According to the Boston Herald’s Jason Mastrodonato, the outfielder was initially advised to attempt playing through his symptoms, but it quickly became apparent that the strategy wasn’t going to work. Now, the plan is to shut him down from any game activity in the hopes that he’ll be able to recover from all lingering symptoms before returning to the roster. Club manager John Farrell told reporters that the 28-year-old is still cleared to take batting practice and work on his defense, but won’t continue his rehab starts in Triple-A Pawtucket for the time being.

Holt had been making regular appearances for the Pawtucket Red Sox and was batting .209/.292/.372 with two home runs through 14 games this spring. This season marks his fifth run within the Red Sox’ organization. He experienced a bit of a slump at the plate in 2016 and slashed .255/.322/.383 after breaking out during his first All-Star year in 2015.

Pete Abraham of the Boston Globe suggests that the team’s concern for Holt extends past his setbacks at the plate.

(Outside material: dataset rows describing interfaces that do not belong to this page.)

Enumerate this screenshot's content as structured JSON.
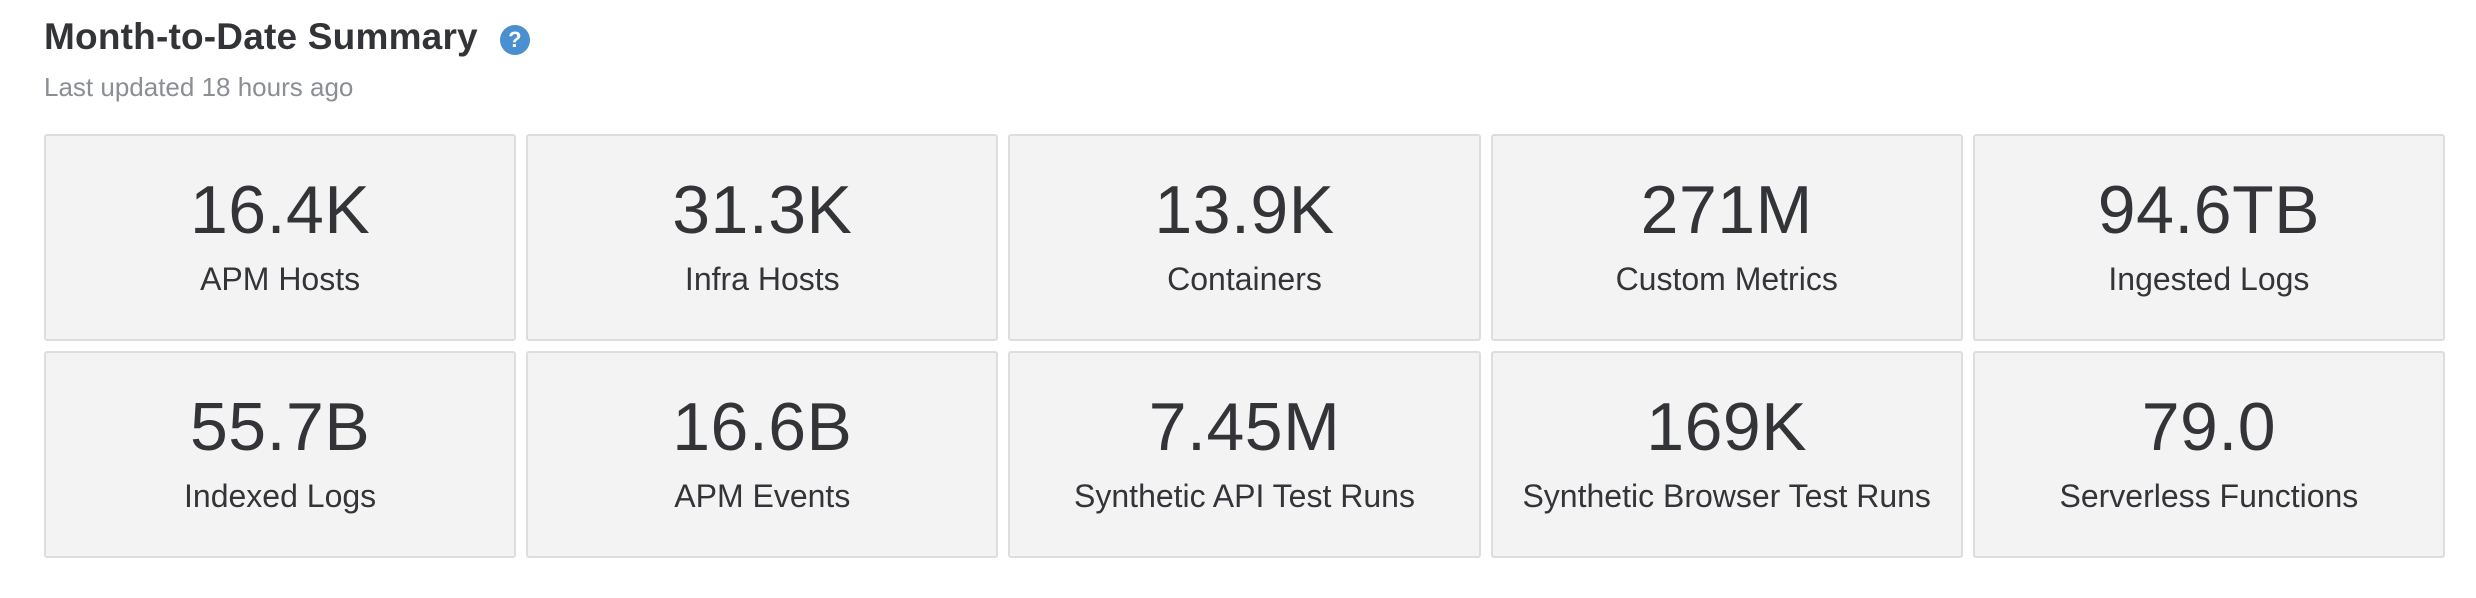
{
  "header": {
    "title": "Month-to-Date Summary",
    "help_icon_glyph": "?",
    "subtitle": "Last updated 18 hours ago"
  },
  "colors": {
    "help_icon": "#4a8fd0",
    "card_background": "#f3f3f3",
    "card_border": "#dddddd",
    "text_primary": "#333438",
    "text_muted": "#8b8e95"
  },
  "icons": {
    "help": "question-circle-icon"
  },
  "cards": [
    {
      "value": "16.4K",
      "label": "APM Hosts"
    },
    {
      "value": "31.3K",
      "label": "Infra Hosts"
    },
    {
      "value": "13.9K",
      "label": "Containers"
    },
    {
      "value": "271M",
      "label": "Custom Metrics"
    },
    {
      "value": "94.6TB",
      "label": "Ingested Logs"
    },
    {
      "value": "55.7B",
      "label": "Indexed Logs"
    },
    {
      "value": "16.6B",
      "label": "APM Events"
    },
    {
      "value": "7.45M",
      "label": "Synthetic API Test Runs"
    },
    {
      "value": "169K",
      "label": "Synthetic Browser Test Runs"
    },
    {
      "value": "79.0",
      "label": "Serverless Functions"
    }
  ]
}
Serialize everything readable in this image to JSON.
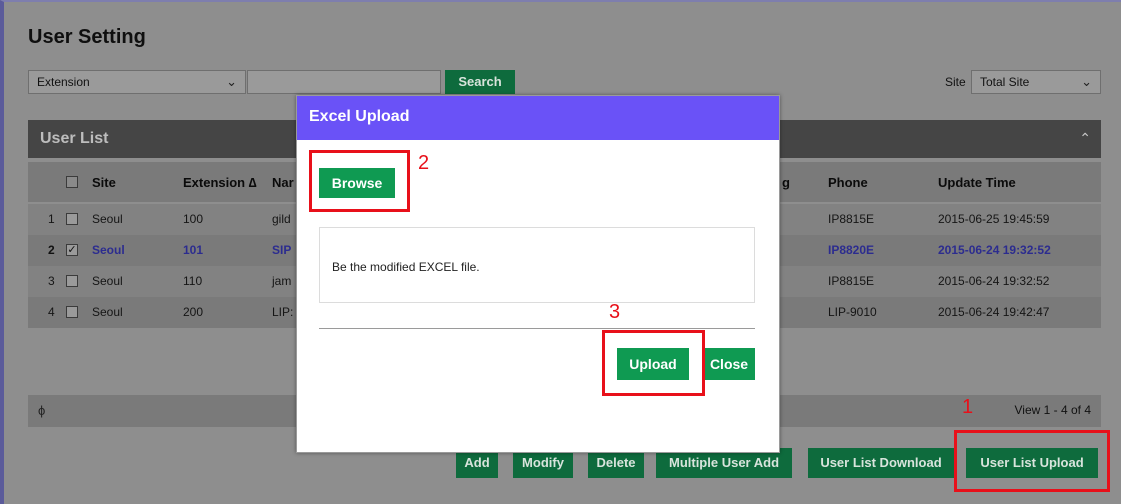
{
  "page": {
    "title": "User Setting"
  },
  "search": {
    "field_value": "Extension",
    "input_value": "",
    "button_label": "Search",
    "site_label": "Site",
    "site_value": "Total Site"
  },
  "user_list": {
    "title": "User List",
    "columns": [
      "Site",
      "Extension ∆",
      "Nar",
      "g",
      "Phone",
      "Update Time"
    ],
    "rows": [
      {
        "num": "1",
        "site": "Seoul",
        "extension": "100",
        "name": "gild",
        "phone": "IP8815E",
        "update_time": "2015-06-25 19:45:59",
        "checked": ""
      },
      {
        "num": "2",
        "site": "Seoul",
        "extension": "101",
        "name": "SIP",
        "phone": "IP8820E",
        "update_time": "2015-06-24 19:32:52",
        "checked": "✓"
      },
      {
        "num": "3",
        "site": "Seoul",
        "extension": "110",
        "name": "jam",
        "phone": "IP8815E",
        "update_time": "2015-06-24 19:32:52",
        "checked": ""
      },
      {
        "num": "4",
        "site": "Seoul",
        "extension": "200",
        "name": "LIP:",
        "phone": "LIP-9010",
        "update_time": "2015-06-24 19:42:47",
        "checked": ""
      }
    ],
    "refresh_icon": "ϕ",
    "pager": "View 1 - 4 of 4"
  },
  "actions": {
    "add": "Add",
    "modify": "Modify",
    "delete": "Delete",
    "multiple_add": "Multiple User Add",
    "download": "User List Download",
    "upload": "User List Upload"
  },
  "annotations": {
    "n1": "1",
    "n2": "2",
    "n3": "3"
  },
  "modal": {
    "title": "Excel Upload",
    "browse_label": "Browse",
    "message": "Be the modified EXCEL file.",
    "upload_label": "Upload",
    "close_label": "Close"
  },
  "colors": {
    "modal_header": "#6a52f7",
    "button_green": "#0f9a52",
    "annotation_red": "#e8101a"
  }
}
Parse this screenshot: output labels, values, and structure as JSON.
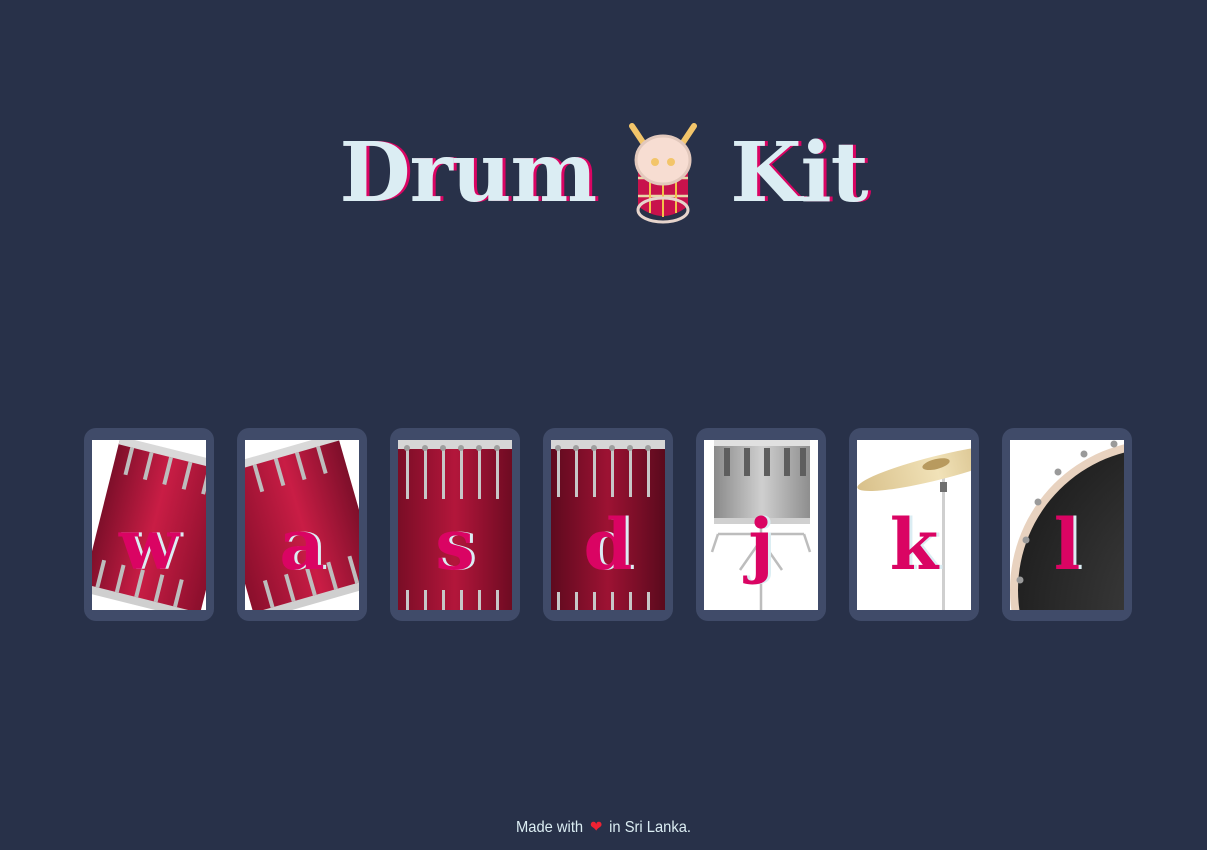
{
  "title": {
    "word_left": "Drum",
    "word_right": "Kit",
    "icon": "drum-with-sticks-icon"
  },
  "drums": [
    {
      "key": "w",
      "kind": "tom-tilted-left"
    },
    {
      "key": "a",
      "kind": "tom-tilted-right"
    },
    {
      "key": "s",
      "kind": "snare-red"
    },
    {
      "key": "d",
      "kind": "floor-tom-red"
    },
    {
      "key": "j",
      "kind": "snare-silver"
    },
    {
      "key": "k",
      "kind": "crash-cymbal"
    },
    {
      "key": "l",
      "kind": "bass-drum"
    }
  ],
  "footer": {
    "before": "Made with",
    "heart_icon": "heart-icon",
    "after": "in Sri Lanka."
  },
  "colors": {
    "background": "#283149",
    "panel": "#404B69",
    "accent": "#DA0463",
    "text": "#DBEDF3"
  }
}
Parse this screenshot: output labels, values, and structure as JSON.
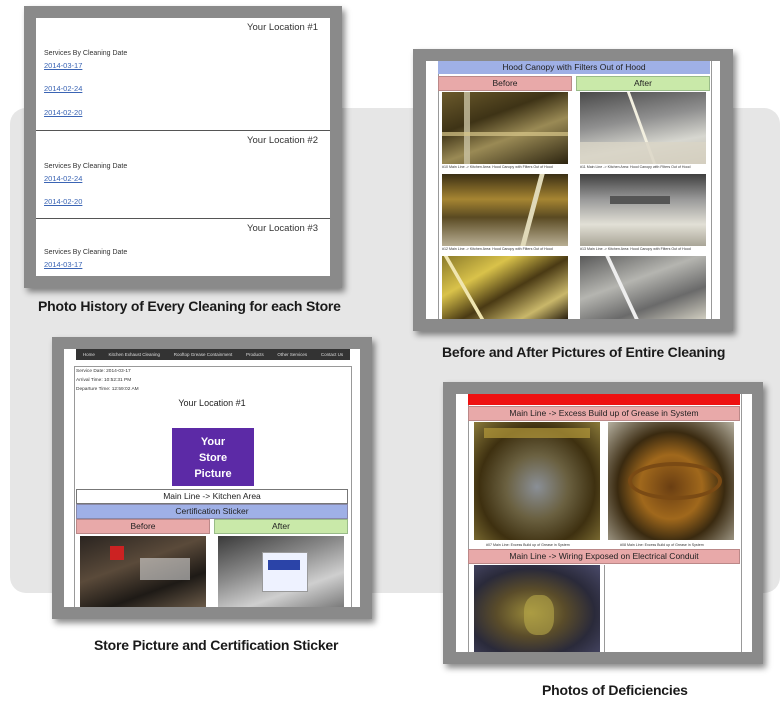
{
  "panel1": {
    "caption": "Photo History of Every Cleaning for each Store",
    "locations": [
      {
        "title": "Your Location #1",
        "heading": "Services By Cleaning Date",
        "dates": [
          "2014-03-17",
          "2014-02-24",
          "2014-02-20"
        ]
      },
      {
        "title": "Your Location #2",
        "heading": "Services By Cleaning Date",
        "dates": [
          "2014-02-24",
          "2014-02-20"
        ]
      },
      {
        "title": "Your Location #3",
        "heading": "Services By Cleaning Date",
        "dates": [
          "2014-03-17"
        ]
      }
    ]
  },
  "panel2": {
    "caption": "Before and After Pictures of Entire Cleaning",
    "header": "Hood Canopy with Filters Out of Hood",
    "before_label": "Before",
    "after_label": "After",
    "photo_captions": [
      "#10 Main Line -> Kitchen Area: Hood Canopy with Filters Out of Hood",
      "#11 Main Line -> Kitchen Area: Hood Canopy with Filters Out of Hood",
      "#12 Main Line -> Kitchen Area: Hood Canopy with Filters Out of Hood",
      "#13 Main Line -> Kitchen Area: Hood Canopy with Filters Out of Hood"
    ]
  },
  "panel3": {
    "caption": "Store Picture and Certification Sticker",
    "nav": [
      "Home",
      "Kitchen Exhaust Cleaning",
      "Rooftop Grease Containment",
      "Products",
      "Other Services",
      "Contact Us"
    ],
    "service_date": "Service Date: 2014-03-17",
    "arrival_time": "Arrival Time: 10:52:31 PM",
    "departure_time": "Departure Time: 12:59:02 AM",
    "location_title": "Your Location #1",
    "store_picture": [
      "Your",
      "Store",
      "Picture"
    ],
    "area": "Main Line -> Kitchen Area",
    "section": "Certification Sticker",
    "before_label": "Before",
    "after_label": "After"
  },
  "panel4": {
    "caption": "Photos of Deficiencies",
    "top_banner": "Deficiencies",
    "item1": "Main Line -> Excess Build up of Grease in System",
    "item1_captions": [
      "#07 Main Line: Excess Build up of Grease in System",
      "#08 Main Line: Excess Build up of Grease in System"
    ],
    "item2": "Main Line -> Wiring Exposed on Electrical Conduit"
  },
  "colors": {
    "before": "#e8a9a9",
    "after": "#c9e9a9",
    "header_blue": "#9fb0e6",
    "deficiency_red": "#ee1111",
    "store_purple": "#5c2aa6"
  }
}
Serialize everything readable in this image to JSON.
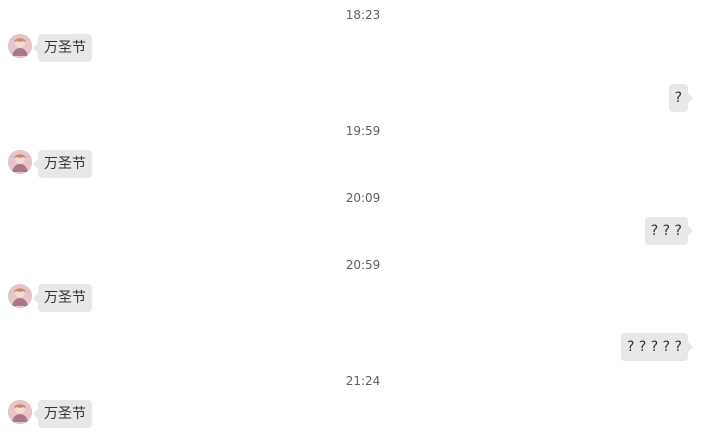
{
  "chat": {
    "messages": [
      {
        "kind": "time",
        "text": "18:23"
      },
      {
        "kind": "incoming",
        "text": "万圣节"
      },
      {
        "kind": "outgoing",
        "text": "?"
      },
      {
        "kind": "time",
        "text": "19:59"
      },
      {
        "kind": "incoming",
        "text": "万圣节"
      },
      {
        "kind": "time",
        "text": "20:09"
      },
      {
        "kind": "outgoing",
        "text": "? ? ?"
      },
      {
        "kind": "time",
        "text": "20:59"
      },
      {
        "kind": "incoming",
        "text": "万圣节"
      },
      {
        "kind": "outgoing",
        "text": "? ? ? ? ?"
      },
      {
        "kind": "time",
        "text": "21:24"
      },
      {
        "kind": "incoming",
        "text": "万圣节"
      }
    ]
  },
  "icons": {
    "avatar": "user-avatar-icon"
  }
}
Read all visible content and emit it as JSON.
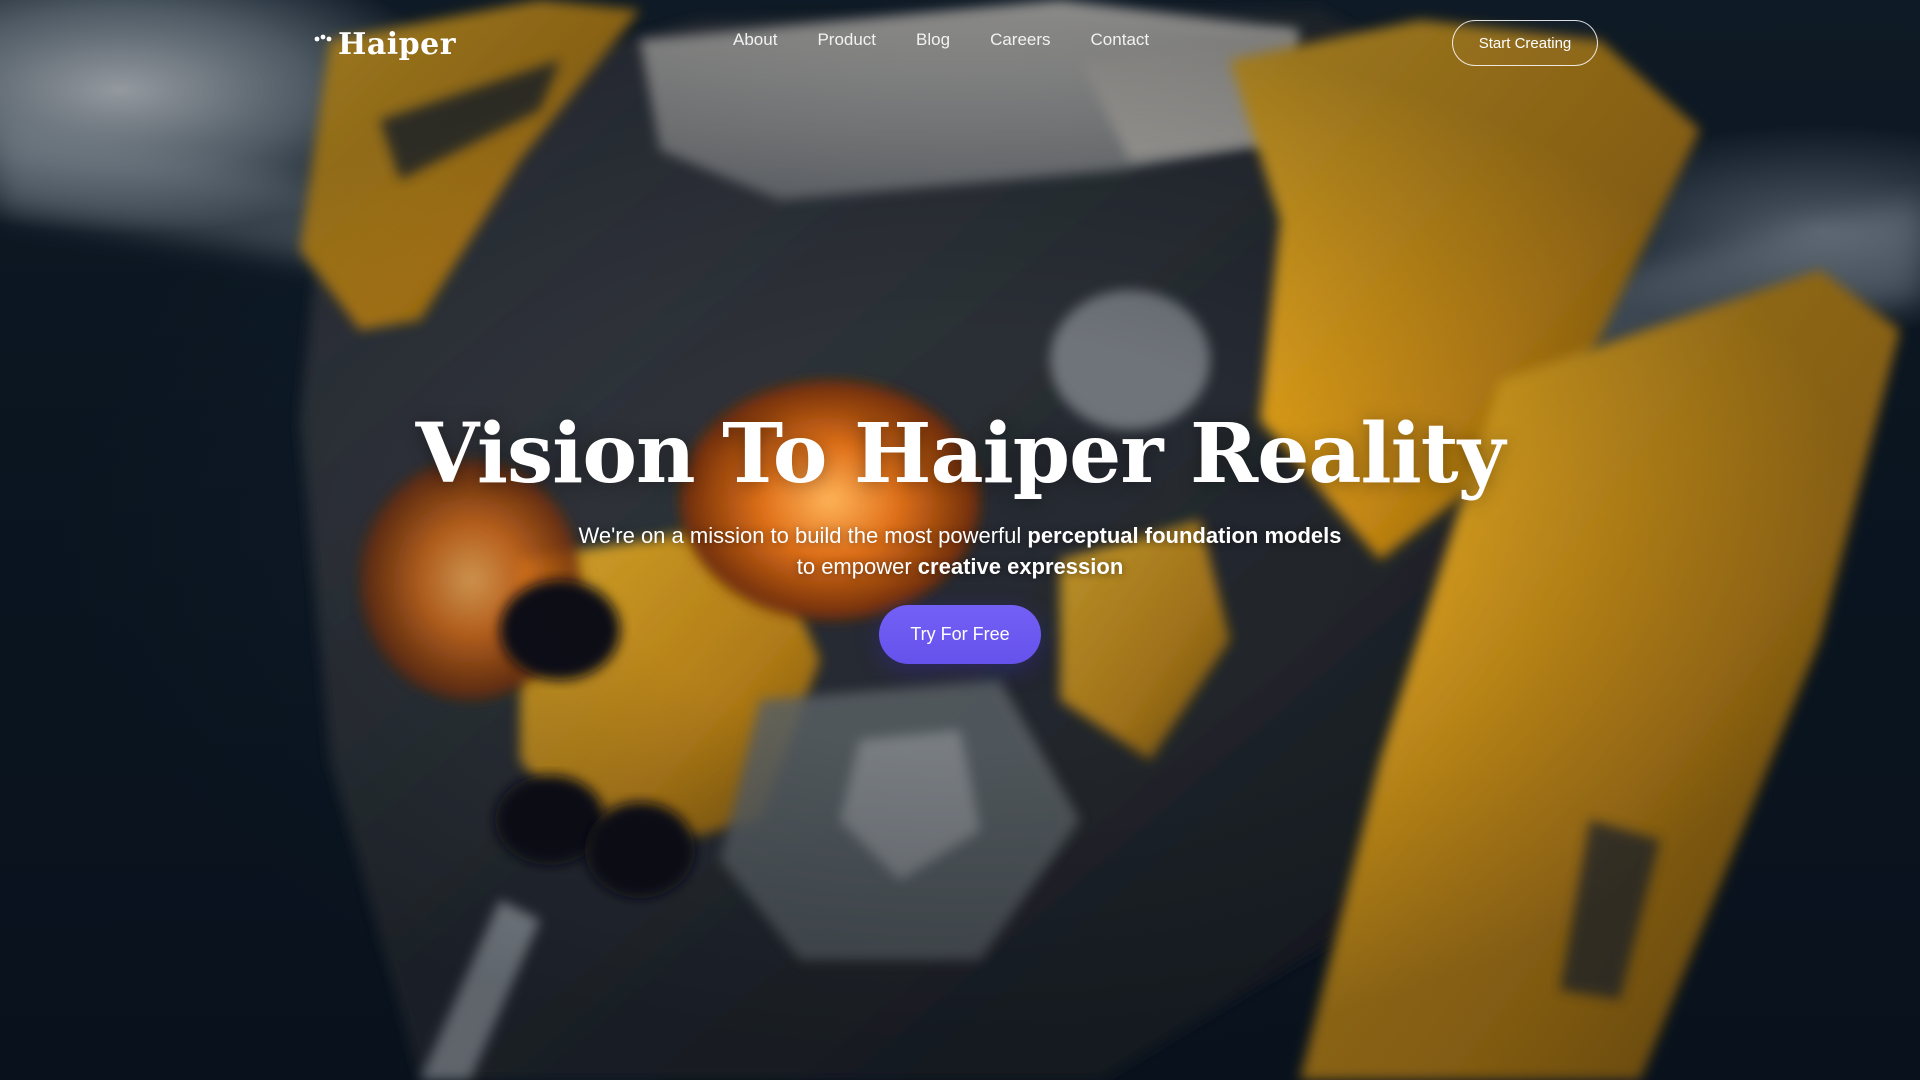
{
  "brand": {
    "name": "Haiper"
  },
  "nav": {
    "links": [
      {
        "label": "About"
      },
      {
        "label": "Product"
      },
      {
        "label": "Blog"
      },
      {
        "label": "Careers"
      },
      {
        "label": "Contact"
      }
    ],
    "cta_label": "Start Creating"
  },
  "hero": {
    "title": "Vision To Haiper Reality",
    "subtitle_line1_plain": "We're on a mission to build the most powerful ",
    "subtitle_line1_bold": "perceptual foundation models",
    "subtitle_line2_plain": "to empower ",
    "subtitle_line2_bold": "creative expression",
    "cta_label": "Try For Free",
    "background_image": "robot-head-yellow-armor"
  },
  "colors": {
    "accent": "#6c5ce7",
    "text": "#ffffff",
    "robot_yellow": "#e0a21f",
    "background_dark": "#0e1b28"
  }
}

It’s still a long road to a full recovery, and while Farrell told reporters he believes the outfielder is on track to make a return sometime in 2017, he’ll need to make sure that Holt is both physically and mentally prepared to do so.